──────── Exercise input ────────
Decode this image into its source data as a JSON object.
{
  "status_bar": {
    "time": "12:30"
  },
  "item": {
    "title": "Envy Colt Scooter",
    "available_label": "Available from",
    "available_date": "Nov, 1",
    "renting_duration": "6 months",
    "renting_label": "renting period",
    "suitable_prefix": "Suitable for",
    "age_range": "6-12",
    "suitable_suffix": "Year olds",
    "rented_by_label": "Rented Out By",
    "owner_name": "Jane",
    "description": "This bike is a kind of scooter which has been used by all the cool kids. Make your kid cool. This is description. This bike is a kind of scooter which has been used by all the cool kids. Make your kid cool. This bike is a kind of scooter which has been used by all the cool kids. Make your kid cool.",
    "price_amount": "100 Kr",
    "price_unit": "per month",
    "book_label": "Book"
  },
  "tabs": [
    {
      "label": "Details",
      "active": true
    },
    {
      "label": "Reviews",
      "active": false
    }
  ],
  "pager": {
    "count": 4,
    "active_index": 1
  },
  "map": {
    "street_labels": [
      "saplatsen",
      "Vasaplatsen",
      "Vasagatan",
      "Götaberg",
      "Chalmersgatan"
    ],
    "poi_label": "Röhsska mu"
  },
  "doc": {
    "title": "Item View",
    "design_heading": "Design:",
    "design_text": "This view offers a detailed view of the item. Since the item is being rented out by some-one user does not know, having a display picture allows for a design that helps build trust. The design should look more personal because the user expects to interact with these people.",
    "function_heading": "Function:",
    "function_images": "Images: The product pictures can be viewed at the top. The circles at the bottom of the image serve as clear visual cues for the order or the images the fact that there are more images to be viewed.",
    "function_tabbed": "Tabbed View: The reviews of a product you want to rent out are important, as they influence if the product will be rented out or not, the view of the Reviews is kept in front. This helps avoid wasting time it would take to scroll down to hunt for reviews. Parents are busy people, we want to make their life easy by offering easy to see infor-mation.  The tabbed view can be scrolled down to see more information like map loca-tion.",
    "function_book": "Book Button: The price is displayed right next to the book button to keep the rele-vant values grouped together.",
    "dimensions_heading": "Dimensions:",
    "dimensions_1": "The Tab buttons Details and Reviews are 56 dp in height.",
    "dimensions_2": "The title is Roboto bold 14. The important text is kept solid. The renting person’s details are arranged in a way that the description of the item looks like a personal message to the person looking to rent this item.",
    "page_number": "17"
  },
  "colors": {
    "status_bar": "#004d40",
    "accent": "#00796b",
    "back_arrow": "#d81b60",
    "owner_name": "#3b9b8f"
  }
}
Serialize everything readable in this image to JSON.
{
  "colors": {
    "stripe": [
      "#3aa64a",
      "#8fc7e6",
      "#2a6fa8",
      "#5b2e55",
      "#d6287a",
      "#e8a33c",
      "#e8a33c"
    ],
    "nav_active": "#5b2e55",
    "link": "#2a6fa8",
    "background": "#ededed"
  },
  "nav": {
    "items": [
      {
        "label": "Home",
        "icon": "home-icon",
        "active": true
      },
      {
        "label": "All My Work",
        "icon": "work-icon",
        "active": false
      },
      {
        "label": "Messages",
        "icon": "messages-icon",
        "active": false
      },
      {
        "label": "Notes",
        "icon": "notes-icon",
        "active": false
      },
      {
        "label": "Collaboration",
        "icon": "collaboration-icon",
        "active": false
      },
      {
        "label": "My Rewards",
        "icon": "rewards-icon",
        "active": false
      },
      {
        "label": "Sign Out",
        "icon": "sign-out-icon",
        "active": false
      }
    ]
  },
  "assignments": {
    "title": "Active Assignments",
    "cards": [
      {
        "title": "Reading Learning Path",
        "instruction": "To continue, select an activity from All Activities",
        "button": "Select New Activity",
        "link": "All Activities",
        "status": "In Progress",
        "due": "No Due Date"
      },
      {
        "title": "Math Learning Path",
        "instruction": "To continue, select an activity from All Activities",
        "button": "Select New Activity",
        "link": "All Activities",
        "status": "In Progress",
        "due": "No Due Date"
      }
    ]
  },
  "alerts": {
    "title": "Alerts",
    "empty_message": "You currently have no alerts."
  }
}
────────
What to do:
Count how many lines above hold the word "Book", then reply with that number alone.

Task output:
2